By 1900, the town’s population had grown to over 12,000, with a 50% increase from 1880 to 1900. Some of the items produced by its industries were silk goods, lace, pipe, laundry machinery, stoves, iron toys, flour, lumber, and wagons. By this time Wright’s Ferry had ceased its operations, having been supplanted by rail and bridge traffic.
For over half a century, Columbia has been home to the headquarters of the National Association of Watch and Clock Collectors (NAWCC), whose campus on Poplar Street includes a clocktower, museum, library, and “School of Horology,” for training professional clock and watch repairers.
In 1930, another bridge, the Veterans Memorial Bridge, was opened to facilitate traffic flow across the Susquehanna. It first opened as a toll bridge, and to avoid the toll, in coldest winter months some daring motorists would cross on the firmly frozen river.
Also in the 1930s, many of Columbia’s brick walkways were replaced with concrete sidewalks by D.K. Lockard, and H.T. Peters of Mountville, whose bronze plaques can still be seen today embedded in the sidewalks.
Some of the original schools in Columbia were the Washington Institute, Manor Street School, Cherry Street School, Poplar Street School, and Taylor School. Today’s schools are Park Elementary, Taylor Elementary, Holy Trinity Elementary, Our Lady of the Angels Elementary, and the Columbia High School.

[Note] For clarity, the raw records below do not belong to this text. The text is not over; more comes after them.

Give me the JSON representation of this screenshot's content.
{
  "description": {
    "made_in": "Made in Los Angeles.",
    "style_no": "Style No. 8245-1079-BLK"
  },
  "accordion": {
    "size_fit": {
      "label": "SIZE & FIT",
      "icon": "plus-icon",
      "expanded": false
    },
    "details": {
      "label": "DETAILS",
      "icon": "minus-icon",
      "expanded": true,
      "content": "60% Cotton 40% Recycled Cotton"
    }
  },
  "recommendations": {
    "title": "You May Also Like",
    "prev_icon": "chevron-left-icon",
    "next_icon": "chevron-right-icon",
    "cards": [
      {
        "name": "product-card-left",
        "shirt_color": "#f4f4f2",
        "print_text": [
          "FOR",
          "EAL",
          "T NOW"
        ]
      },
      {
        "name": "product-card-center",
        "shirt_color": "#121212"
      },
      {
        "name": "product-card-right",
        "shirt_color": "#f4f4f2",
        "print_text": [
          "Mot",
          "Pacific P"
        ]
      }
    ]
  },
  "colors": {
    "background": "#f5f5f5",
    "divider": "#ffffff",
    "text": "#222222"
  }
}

The start of the 20th century brought economic challenge to Columbia as local industries declined. The lumber industry eventually disappeared as surrounding woodlands became depleted. With the depletion of Chestnut Hill iron ores, the iron furnaces shut down. Eventually steel rolling mills also ceased operation. In 1906, the Pennsylvania Railroad opened a new facility in Enola across the river from Harrisburg which decreased the work force of Columbia’s railroad. By 1920, the population had dropped over 10% to 10,836.
The Great Depression accelerated Columbia’s economic decline. The Pennsylvania Railroad’s service to the north and the south was eliminated. WW II brought increased employment, but did not bring long-term prosperity to the borough.
The 1960 population had returned to the 1900 levels, and in 1965 a detailed study of Columbia’s basic strengths and weaknesses was prepared. Although some of the reports findings were implemented, most were not. The Wright’s Ferry Bridge was opened in 1972, but only served to divert traffic around Columbia. The growth and prosperity experienced in many surrounding Lancaster County towns bypassed Columbia for the remainder of the 20th Century, but with the start of the next century, there are promising changes in the works: a new hotel, an entertainment attraction, Historic District status, art galleries, and repurposing of old structures.